REQUIRED WORK. All of the data needs to be printed again, exactly as written.

○ ○ ○

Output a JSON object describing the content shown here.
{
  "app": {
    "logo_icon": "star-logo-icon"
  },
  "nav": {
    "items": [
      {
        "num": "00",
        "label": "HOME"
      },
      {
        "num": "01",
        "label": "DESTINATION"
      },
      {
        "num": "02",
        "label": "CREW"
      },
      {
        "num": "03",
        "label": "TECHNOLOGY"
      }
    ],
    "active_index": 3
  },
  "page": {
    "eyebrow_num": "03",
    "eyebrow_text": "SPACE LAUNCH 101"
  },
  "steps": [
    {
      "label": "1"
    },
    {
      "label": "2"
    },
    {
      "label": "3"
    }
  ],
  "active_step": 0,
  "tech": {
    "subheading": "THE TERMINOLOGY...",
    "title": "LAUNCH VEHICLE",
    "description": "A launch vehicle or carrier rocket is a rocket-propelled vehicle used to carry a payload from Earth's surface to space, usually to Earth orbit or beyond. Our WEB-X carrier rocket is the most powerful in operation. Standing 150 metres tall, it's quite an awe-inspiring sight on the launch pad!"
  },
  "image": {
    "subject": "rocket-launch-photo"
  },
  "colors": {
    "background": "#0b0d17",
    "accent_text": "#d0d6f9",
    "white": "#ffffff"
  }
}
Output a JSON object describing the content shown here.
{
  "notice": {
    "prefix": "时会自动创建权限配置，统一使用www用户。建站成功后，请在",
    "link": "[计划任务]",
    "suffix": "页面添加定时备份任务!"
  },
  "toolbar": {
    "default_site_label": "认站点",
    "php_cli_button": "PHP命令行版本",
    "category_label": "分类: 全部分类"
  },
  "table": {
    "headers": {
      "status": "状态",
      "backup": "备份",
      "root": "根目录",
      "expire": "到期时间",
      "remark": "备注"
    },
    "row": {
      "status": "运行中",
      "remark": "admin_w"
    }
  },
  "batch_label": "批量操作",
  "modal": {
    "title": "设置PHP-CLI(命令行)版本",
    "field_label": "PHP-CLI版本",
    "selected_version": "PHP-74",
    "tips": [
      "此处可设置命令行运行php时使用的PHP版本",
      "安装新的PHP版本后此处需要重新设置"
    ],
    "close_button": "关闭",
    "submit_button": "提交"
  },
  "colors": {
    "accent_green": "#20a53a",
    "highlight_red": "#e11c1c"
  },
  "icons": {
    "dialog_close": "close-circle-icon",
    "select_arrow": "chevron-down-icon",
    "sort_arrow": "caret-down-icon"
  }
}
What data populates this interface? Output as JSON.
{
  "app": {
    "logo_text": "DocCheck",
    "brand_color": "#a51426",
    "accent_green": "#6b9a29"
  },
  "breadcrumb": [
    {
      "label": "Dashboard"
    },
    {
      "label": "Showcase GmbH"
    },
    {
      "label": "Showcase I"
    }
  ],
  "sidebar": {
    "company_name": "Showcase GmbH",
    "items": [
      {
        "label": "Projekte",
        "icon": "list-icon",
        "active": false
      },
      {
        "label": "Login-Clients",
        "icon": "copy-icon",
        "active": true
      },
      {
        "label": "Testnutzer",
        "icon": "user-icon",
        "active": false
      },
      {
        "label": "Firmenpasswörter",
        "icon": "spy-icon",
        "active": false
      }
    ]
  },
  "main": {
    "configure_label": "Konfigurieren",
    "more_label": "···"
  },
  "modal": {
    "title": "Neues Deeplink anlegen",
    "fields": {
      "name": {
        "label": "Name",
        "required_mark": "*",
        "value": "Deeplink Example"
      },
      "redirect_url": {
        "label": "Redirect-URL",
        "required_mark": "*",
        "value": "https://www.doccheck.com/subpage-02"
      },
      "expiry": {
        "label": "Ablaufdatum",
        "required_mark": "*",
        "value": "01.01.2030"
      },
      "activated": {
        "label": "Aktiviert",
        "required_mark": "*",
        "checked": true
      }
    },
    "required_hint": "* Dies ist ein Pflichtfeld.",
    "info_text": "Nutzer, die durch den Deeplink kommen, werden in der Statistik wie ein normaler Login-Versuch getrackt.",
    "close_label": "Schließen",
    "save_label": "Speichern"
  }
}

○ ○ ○

ANSWER SPACE.
Output a JSON object describing the content shown here.
{
  "app": {
    "logo_icon": "star-logo-icon"
  },
  "nav": {
    "items": [
      {
        "num": "00",
        "label": "HOME"
      },
      {
        "num": "01",
        "label": "DESTINATION"
      },
      {
        "num": "02",
        "label": "CREW"
      },
      {
        "num": "03",
        "label": "TECHNOLOGY"
      }
    ],
    "active_index": 3
  },
  "page": {
    "eyebrow_num": "03",
    "eyebrow_text": "SPACE LAUNCH 101"
  },
  "steps": [
    {
      "label": "1"
    },
    {
      "label": "2"
    },
    {
      "label": "3"
    }
  ],
  "active_step": 0,
  "tech": {
    "subheading": "THE TERMINOLOGY...",
    "title": "LAUNCH VEHICLE",
    "description": "A launch vehicle or carrier rocket is a rocket-propelled vehicle used to carry a payload from Earth's surface to space, usually to Earth orbit or beyond. Our WEB-X carrier rocket is the most powerful in operation. Standing 150 metres tall, it's quite an awe-inspiring sight on the launch pad!"
  },
  "image": {
    "subject": "rocket-launch-photo"
  },
  "colors": {
    "background": "#0b0d17",
    "accent_text": "#d0d6f9",
    "white": "#ffffff"
  }
}
Output a JSON object describing the content shown here.
{
  "notice": {
    "prefix": "时会自动创建权限配置，统一使用www用户。建站成功后，请在",
    "link": "[计划任务]",
    "suffix": "页面添加定时备份任务!"
  },
  "toolbar": {
    "default_site_label": "认站点",
    "php_cli_button": "PHP命令行版本",
    "category_label": "分类: 全部分类"
  },
  "table": {
    "headers": {
      "status": "状态",
      "backup": "备份",
      "root": "根目录",
      "expire": "到期时间",
      "remark": "备注"
    },
    "row": {
      "status": "运行中",
      "remark": "admin_w"
    }
  },
  "batch_label": "批量操作",
  "modal": {
    "title": "设置PHP-CLI(命令行)版本",
    "field_label": "PHP-CLI版本",
    "selected_version": "PHP-74",
    "tips": [
      "此处可设置命令行运行php时使用的PHP版本",
      "安装新的PHP版本后此处需要重新设置"
    ],
    "close_button": "关闭",
    "submit_button": "提交"
  },
  "colors": {
    "accent_green": "#20a53a",
    "highlight_red": "#e11c1c"
  },
  "icons": {
    "dialog_close": "close-circle-icon",
    "select_arrow": "chevron-down-icon",
    "sort_arrow": "caret-down-icon"
  }
}
What data populates this interface? Output as JSON.
{
  "app": {
    "logo_text": "DocCheck",
    "brand_color": "#a51426",
    "accent_green": "#6b9a29"
  },
  "breadcrumb": [
    {
      "label": "Dashboard"
    },
    {
      "label": "Showcase GmbH"
    },
    {
      "label": "Showcase I"
    }
  ],
  "sidebar": {
    "company_name": "Showcase GmbH",
    "items": [
      {
        "label": "Projekte",
        "icon": "list-icon",
        "active": false
      },
      {
        "label": "Login-Clients",
        "icon": "copy-icon",
        "active": true
      },
      {
        "label": "Testnutzer",
        "icon": "user-icon",
        "active": false
      },
      {
        "label": "Firmenpasswörter",
        "icon": "spy-icon",
        "active": false
      }
    ]
  },
  "main": {
    "configure_label": "Konfigurieren",
    "more_label": "···"
  },
  "modal": {
    "title": "Neues Deeplink anlegen",
    "fields": {
      "name": {
        "label": "Name",
        "required_mark": "*",
        "value": "Deeplink Example"
      },
      "redirect_url": {
        "label": "Redirect-URL",
        "required_mark": "*",
        "value": "https://www.doccheck.com/subpage-02"
      },
      "expiry": {
        "label": "Ablaufdatum",
        "required_mark": "*",
        "value": "01.01.2030"
      },
      "activated": {
        "label": "Aktiviert",
        "required_mark": "*",
        "checked": true
      }
    },
    "required_hint": "* Dies ist ein Pflichtfeld.",
    "info_text": "Nutzer, die durch den Deeplink kommen, werden in der Statistik wie ein normaler Login-Versuch getrackt.",
    "close_label": "Schließen",
    "save_label": "Speichern"
  }
}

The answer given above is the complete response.